> _Task data_:
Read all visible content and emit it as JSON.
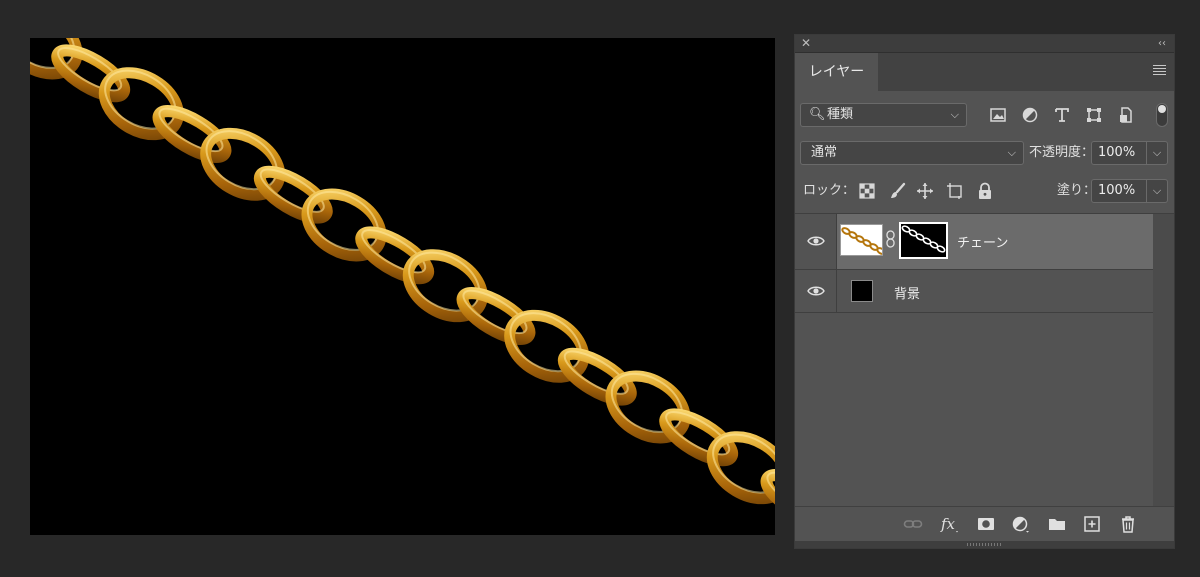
{
  "panel": {
    "close_glyph": "✕",
    "collapse_glyph": "‹‹",
    "tab_label": "レイヤー",
    "menu_icon": "hamburger-icon"
  },
  "filter": {
    "kind_label": "種類",
    "icons": [
      "image-filter-icon",
      "adjustment-filter-icon",
      "type-filter-icon",
      "shape-filter-icon",
      "smart-object-filter-icon"
    ],
    "toggle_on": true
  },
  "blend": {
    "mode": "通常",
    "opacity_label": "不透明度：",
    "opacity_value": "100%"
  },
  "lock": {
    "label": "ロック：",
    "icons": [
      "lock-transparent-pixels-icon",
      "lock-image-pixels-icon",
      "lock-position-icon",
      "lock-artboard-icon",
      "lock-all-icon"
    ],
    "fill_label": "塗り：",
    "fill_value": "100%"
  },
  "layers": [
    {
      "name": "チェーン",
      "visible": true,
      "selected": true,
      "has_mask": true
    },
    {
      "name": "背景",
      "visible": true,
      "selected": false,
      "has_mask": false
    }
  ],
  "footer_icons": [
    "link-layers-icon",
    "fx-icon",
    "add-mask-icon",
    "adjustment-layer-icon",
    "new-group-icon",
    "new-layer-icon",
    "trash-icon"
  ],
  "colors": {
    "chain_gold": "#c98a12",
    "chain_highlight": "#ffe07a",
    "chain_shadow": "#6b3e05",
    "canvas_bg": "#000000",
    "selected_row": "#6b6b6b"
  }
}
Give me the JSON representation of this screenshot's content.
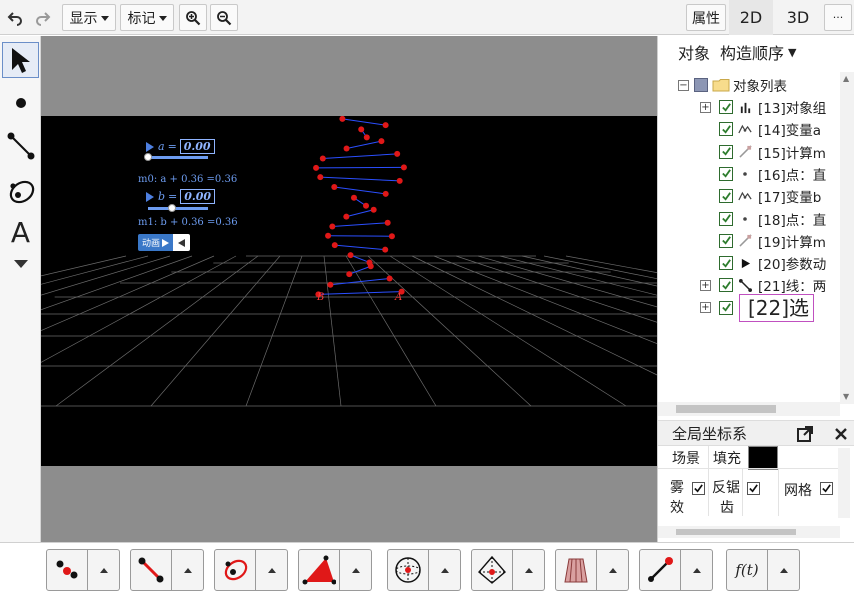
{
  "toolbar": {
    "display_label": "显示",
    "mark_label": "标记",
    "properties_label": "属性",
    "view_2d": "2D",
    "view_3d": "3D",
    "more_label": "···"
  },
  "left_tools": {
    "text_tool_label": "A"
  },
  "scene": {
    "slider_a_label": "a",
    "slider_a_value": "0.00",
    "measure_m0": "m0: a + 0.36 =0.36",
    "slider_b_label": "b",
    "slider_b_value": "0.00",
    "measure_m1": "m1: b + 0.36 =0.36",
    "animate_label": "动画",
    "point_b_label": "B",
    "point_a_label": "A",
    "slider_a_progress": 0,
    "slider_b_progress": 0.4
  },
  "right_panel": {
    "tab_objects": "对象",
    "tab_construct_order": "构造顺序",
    "tree_root": "对象列表",
    "items": [
      {
        "label": "[13]对象组",
        "icon": "bar-chart-icon",
        "expandable": true
      },
      {
        "label": "[14]变量a",
        "icon": "variable-icon",
        "expandable": false
      },
      {
        "label": "[15]计算m",
        "icon": "calculate-icon",
        "expandable": false
      },
      {
        "label": "[16]点：直",
        "icon": "point-icon",
        "expandable": false
      },
      {
        "label": "[17]变量b",
        "icon": "variable-icon",
        "expandable": false
      },
      {
        "label": "[18]点：直",
        "icon": "point-icon",
        "expandable": false
      },
      {
        "label": "[19]计算m",
        "icon": "calculate-icon",
        "expandable": false
      },
      {
        "label": "[20]参数动",
        "icon": "play-icon",
        "expandable": false
      },
      {
        "label": "[21]线：两",
        "icon": "segment-icon",
        "expandable": true
      },
      {
        "label": "[22]选",
        "icon": "",
        "expandable": true
      }
    ],
    "global_title": "全局坐标系",
    "scene_label": "场景",
    "fill_label": "填充",
    "fill_color": "#000000",
    "fog_label_1": "雾",
    "fog_label_2": "效",
    "antialias_label_1": "反锯",
    "antialias_label_2": "齿",
    "grid_label": "网格"
  },
  "bottom_tools": {
    "function_label": "f(t)"
  },
  "colors": {
    "accent": "#3a78c8",
    "helix_points": "#e01818",
    "helix_links": "#2b4fff"
  }
}
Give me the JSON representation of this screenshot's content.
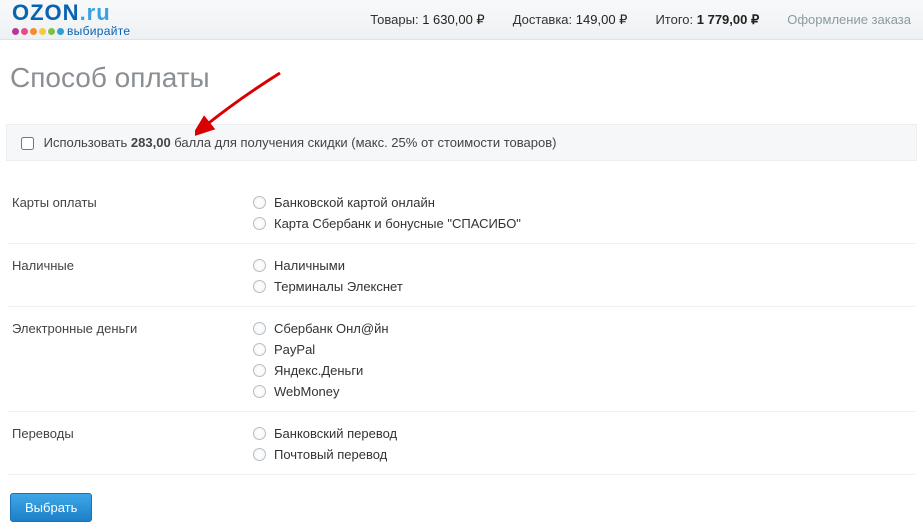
{
  "header": {
    "logo_main": "OZON",
    "logo_suffix": ".ru",
    "logo_tagline": "выбирайте",
    "goods_label": "Товары:",
    "goods_value": "1 630,00 ₽",
    "delivery_label": "Доставка:",
    "delivery_value": "149,00 ₽",
    "total_label": "Итого:",
    "total_value": "1 779,00 ₽",
    "checkout_link": "Оформление заказа"
  },
  "title": "Способ оплаты",
  "points": {
    "prefix": "Использовать ",
    "amount": "283,00",
    "suffix": " балла для получения скидки (макс. 25% от стоимости товаров)"
  },
  "sections": [
    {
      "title": "Карты оплаты",
      "options": [
        "Банковской картой онлайн",
        "Карта Сбербанк и бонусные \"СПАСИБО\""
      ]
    },
    {
      "title": "Наличные",
      "options": [
        "Наличными",
        "Терминалы Элекснет"
      ]
    },
    {
      "title": "Электронные деньги",
      "options": [
        "Сбербанк Онл@йн",
        "PayPal",
        "Яндекс.Деньги",
        "WebMoney"
      ]
    },
    {
      "title": "Переводы",
      "options": [
        "Банковский перевод",
        "Почтовый перевод"
      ]
    }
  ],
  "submit_label": "Выбрать"
}
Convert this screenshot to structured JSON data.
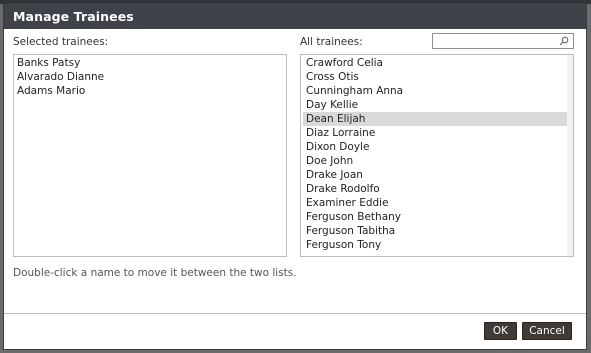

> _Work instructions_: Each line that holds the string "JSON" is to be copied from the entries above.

> _Solution to this exercise_:
Read all visible content and emit it as JSON.
Give me the JSON representation of this screenshot's content.
Give me the JSON representation of this screenshot's content.
Convert this screenshot to structured JSON data.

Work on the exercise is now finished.